So I just finished Austin Kleon’s Steal Like an Artist. It’s a super quick read. Mostly pictures and quotes. I think I read the whole thing in two sittings (maybe 2-3 hours in total). Kleon’s tone is pretty straightforward. There isn’t a lot of flowery writing or long stories. Mostly just graphics and maxims that serve to inspire you to practice your art . . . whatever that art may be.
In Kleon’s mind, the key to creativity isn’t coming up with something ‘new’ out of thin air but borrowing ideas from those you admire and making them your own. He points to a lot of musicians that do this. I’m sure there are a ton of writers who do the same. He writes a good deal about family trees and genealogy. Applied to art, it’s best practice to study artists you enjoy (substitute artist for musician, writer, tech mogul, whatever) and emulate them. It isn’t plagiarism or copying because invariably as you attempt to replicate their work, you will discover your own voice along the way. When I used to play drums, I used to think that I sounded a lot different than the other kids in my class. Part of that was because they had more experience than I did, but the other part of it was that I really did sound different. I spent all my time attempting learn every Led Zeppelin groove I could possibly master. I never ended up sounding like John Bonham, but I did learn a bunch of little tricks and embellishments that I could add to whatever grooves I could play and I think (hope) that people enjoyed that when I played for them.
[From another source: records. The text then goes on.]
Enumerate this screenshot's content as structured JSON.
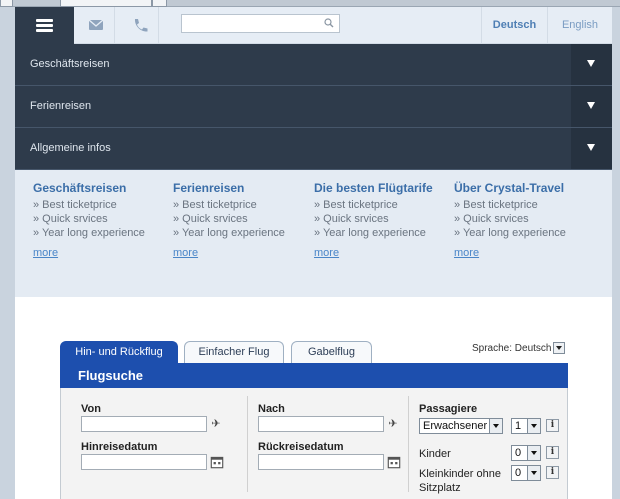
{
  "topbar": {
    "search_placeholder": "",
    "lang_de": "Deutsch",
    "lang_en": "English"
  },
  "accordion": [
    {
      "label": "Geschäftsreisen"
    },
    {
      "label": "Ferienreisen"
    },
    {
      "label": "Allgemeine infos"
    }
  ],
  "info": [
    {
      "title": "Geschäftsreisen",
      "items": [
        "» Best ticketprice",
        "» Quick srvices",
        "» Year long experience"
      ],
      "more": "more"
    },
    {
      "title": "Ferienreisen",
      "items": [
        "» Best ticketprice",
        "» Quick srvices",
        "» Year long experience"
      ],
      "more": "more"
    },
    {
      "title": "Die besten Flügtarife",
      "items": [
        "» Best ticketprice",
        "» Quick srvices",
        "» Year long experience"
      ],
      "more": "more"
    },
    {
      "title": "Über Crystal-Travel",
      "items": [
        "» Best ticketprice",
        "» Quick srvices",
        "» Year long experience"
      ],
      "more": "more"
    }
  ],
  "booking": {
    "tabs": [
      "Hin- und Rückflug",
      "Einfacher Flug",
      "Gabelflug"
    ],
    "language_label": "Sprache: Deutsch",
    "header": "Flugsuche",
    "from_label": "Von",
    "to_label": "Nach",
    "depart_label": "Hinreisedatum",
    "return_label": "Rückreisedatum",
    "passengers_label": "Passagiere",
    "adults_select": "Erwachsener",
    "adults_count": "1",
    "children_label": "Kinder",
    "children_count": "0",
    "infants_label": "Kleinkinder ohne Sitzplatz",
    "infants_count": "0",
    "info_glyph": "i"
  }
}
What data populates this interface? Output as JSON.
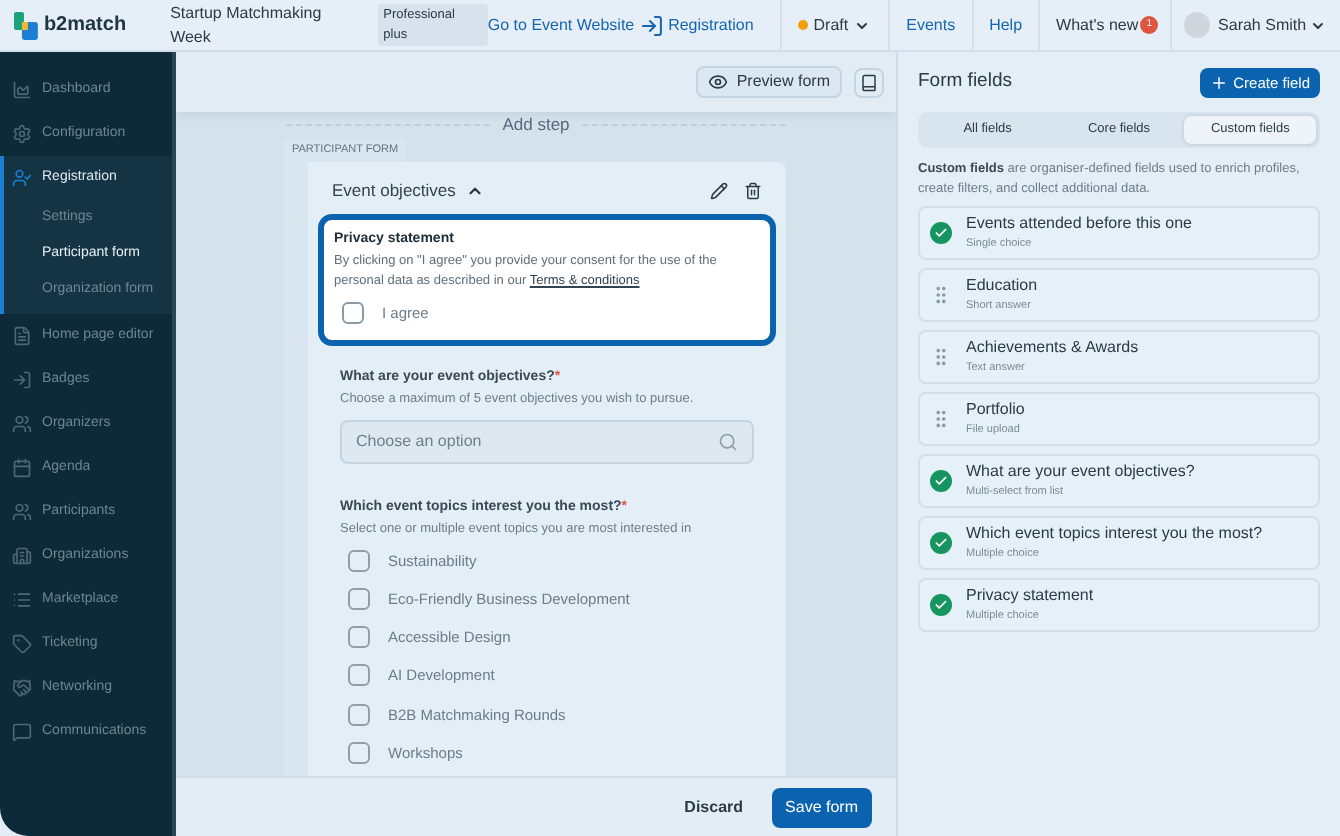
{
  "topbar": {
    "logo": "b2match",
    "event_name": "Startup Matchmaking Week",
    "plan_badge": "Professional plus",
    "website_link": "Go to Event Website",
    "registration_link": "Registration",
    "status": {
      "label": "Draft",
      "color": "#f59e0b"
    },
    "nav": [
      "Events",
      "Help"
    ],
    "whats_new": {
      "label": "What's new",
      "count": "1"
    },
    "user": {
      "name": "Sarah Smith"
    }
  },
  "sidebar": {
    "items": [
      {
        "label": "Dashboard",
        "selected": false,
        "expanded": false
      },
      {
        "label": "Configuration",
        "selected": false,
        "expanded": false
      },
      {
        "label": "Registration",
        "selected": true,
        "expanded": true,
        "children": [
          {
            "label": "Settings",
            "selected": false
          },
          {
            "label": "Participant form",
            "selected": true
          },
          {
            "label": "Organization form",
            "selected": false
          }
        ]
      },
      {
        "label": "Home page editor",
        "selected": false,
        "expanded": false
      },
      {
        "label": "Badges",
        "selected": false,
        "expanded": false
      },
      {
        "label": "Organizers",
        "selected": false,
        "expanded": false
      },
      {
        "label": "Agenda",
        "selected": false,
        "expanded": false
      },
      {
        "label": "Participants",
        "selected": false,
        "expanded": false
      },
      {
        "label": "Organizations",
        "selected": false,
        "expanded": false
      },
      {
        "label": "Marketplace",
        "selected": false,
        "expanded": false
      },
      {
        "label": "Ticketing",
        "selected": false,
        "expanded": false
      },
      {
        "label": "Networking",
        "selected": false,
        "expanded": false
      },
      {
        "label": "Communications",
        "selected": false,
        "expanded": false
      }
    ]
  },
  "toolbar": {
    "preview_button": "Preview form"
  },
  "form": {
    "add_step": "Add step",
    "tag": "PARTICIPANT FORM",
    "section": {
      "title": "Event objectives",
      "expanded": true
    },
    "questions": [
      {
        "kind": "consent",
        "highlighted": true,
        "title": "Privacy statement",
        "description": "By clicking on \"I agree\" you provide your consent for the use of the personal data as described in our",
        "link": "Terms & conditions",
        "options": [
          {
            "label": "I agree",
            "checked": false
          }
        ]
      },
      {
        "kind": "select",
        "highlighted": false,
        "title": "What are your event objectives?",
        "required_mark": "*",
        "description": "Choose a maximum of 5 event objectives you wish to pursue.",
        "placeholder": "Choose an option"
      },
      {
        "kind": "checkboxes",
        "highlighted": false,
        "title": "Which event topics interest you the most?",
        "required_mark": "*",
        "description": "Select one or multiple event topics you are most interested in",
        "options": [
          {
            "label": "Sustainability",
            "checked": false
          },
          {
            "label": "Eco-Friendly Business Development",
            "checked": false
          },
          {
            "label": "Accessible Design",
            "checked": false
          },
          {
            "label": "AI Development",
            "checked": false
          },
          {
            "label": "B2B Matchmaking Rounds",
            "checked": false
          },
          {
            "label": "Workshops",
            "checked": false
          }
        ]
      }
    ]
  },
  "footer": {
    "discard": "Discard",
    "save": "Save form"
  },
  "panel": {
    "title": "Form fields",
    "create_button": "Create field",
    "tabs": [
      {
        "label": "All fields",
        "selected": false
      },
      {
        "label": "Core fields",
        "selected": false
      },
      {
        "label": "Custom fields",
        "selected": true
      }
    ],
    "description": "**Custom fields** are organiser-defined fields used to enrich profiles, create filters, and collect additional data.",
    "fields": [
      {
        "name": "Events attended before this one",
        "type": "Single choice",
        "added": true
      },
      {
        "name": "Education",
        "type": "Short answer",
        "added": false
      },
      {
        "name": "Achievements & Awards",
        "type": "Text answer",
        "added": false
      },
      {
        "name": "Portfolio",
        "type": "File upload",
        "added": false
      },
      {
        "name": "What are your event objectives?",
        "type": "Multi-select from list",
        "added": true
      },
      {
        "name": "Which event topics interest you the most?",
        "type": "Multiple choice",
        "added": true
      },
      {
        "name": "Privacy statement",
        "type": "Multiple choice",
        "added": true
      }
    ]
  }
}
As I got more experienced as a drummer, I started looking at other musicians and trying to learn my favorite aspects of their playing. I would ‘steal’ a drum fill from Neil Peart (although it never sounded as cool as he did) or subdivide triplets on the snare drum with ghost notes like Bernard Purdie (also do yourself a favor and just watch this video of Purdie teaching a shuffle groove. it’s hilarious). This is the type of thing that Kleon argues you can do no matter what art, industry, job, or position you’re in.
Now, I believe a lot of people are already doing this sort of thing without really knowing that is what is going on. Steal Like an Artist really just brings this idea to the forefront of your consciousness. So that you can choose who you study and what pieces you steal. So you can choose which of your goals is accomplished by this work. Perhaps the most important thing to take away from Kleon’s book though is:
“Don’t wait until you know who you are to get started.”
Just go for it. Do a little bit of it everyday and as you do you’ll begin to see what things you want to ‘steal’ from others. And what things are uniquely yours. Of course there is a bunch of other stuff in this book but what I’ve outlined so far is the stuff that resonated with me the most. Pretty neat stuff really. Now I just have to figure out what my ‘art’ is and who I want to study. Oh and read the next book: Show Your Work.